It seems like we don’t trust the internet in general, but we trust it specifically? This doesn’t just sound confusing, it sounds illogical, like companies have a deep-seated distrust of the internet when their own data doesn’t support the view. To try to get some sense of it, let’s turn to the 23 companies that did trust the internet as an MPLS VPN alternative. Why do those who overcame internet mistrust think internet trust is so hard to come by? It comes down to a kind of popular mythology called “the myth of the five nines.”
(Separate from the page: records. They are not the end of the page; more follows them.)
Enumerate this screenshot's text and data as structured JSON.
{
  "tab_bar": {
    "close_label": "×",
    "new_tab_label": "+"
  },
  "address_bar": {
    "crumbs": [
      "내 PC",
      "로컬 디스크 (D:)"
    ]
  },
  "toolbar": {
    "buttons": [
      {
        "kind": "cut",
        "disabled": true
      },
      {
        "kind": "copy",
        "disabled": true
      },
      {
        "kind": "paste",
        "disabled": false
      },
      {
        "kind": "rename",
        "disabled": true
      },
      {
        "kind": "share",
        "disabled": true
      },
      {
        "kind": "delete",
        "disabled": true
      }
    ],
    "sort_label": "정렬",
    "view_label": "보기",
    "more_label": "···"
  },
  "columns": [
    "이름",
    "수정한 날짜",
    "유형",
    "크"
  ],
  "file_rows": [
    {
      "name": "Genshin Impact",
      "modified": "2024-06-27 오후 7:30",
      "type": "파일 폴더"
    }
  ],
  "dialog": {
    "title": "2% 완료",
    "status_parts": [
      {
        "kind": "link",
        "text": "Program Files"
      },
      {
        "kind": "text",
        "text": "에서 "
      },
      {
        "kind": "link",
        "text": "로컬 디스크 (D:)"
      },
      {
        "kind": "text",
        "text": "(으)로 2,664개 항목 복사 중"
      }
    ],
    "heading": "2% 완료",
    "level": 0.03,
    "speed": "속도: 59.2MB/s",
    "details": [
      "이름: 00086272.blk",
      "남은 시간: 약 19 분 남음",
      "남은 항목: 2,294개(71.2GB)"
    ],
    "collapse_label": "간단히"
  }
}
Everyone, so they say, knows that telecom services should have five-to-nine availability, although only a little over 40% of companies believe that to be true today. Everyone knows the internet doesn’t. Popular wisdom is also what gives rise to fairy tales, but we should suspect this statement not only for its accuracy but also for its relevance. All of these 23 people who trust the Internet said that yes, MPLS was more reliable, but that the difference was not worth the cost. That argument was made by every of the group to its CIOs and CFOs. In some cases, they backed it up with a promise of managed service. In some, they priced a wireless backup or (in two cases) a second ISP. Exactly half of those who included a backup lost it on all, or a majority of, sites after the first year. No one went back to MPLS VPN.
I think the conclusion here is inescapable. The companies’ own data show that they Can trusts the internet, and really trusts it for the most business-critical tasks of all – connecting their business to their prospects and customers. The real question is whether they can justify the trust. And our group of 23 had some insight on that point as well. Everyone got online two years ago or less. Why? Because the cost difference was simply too great to ignore any longer. Guess what? It gets bigger and harder to ignore every day. Businesses are apparently about to learn a lesson in trust, whether they like it or not.
#businesses #trust #internet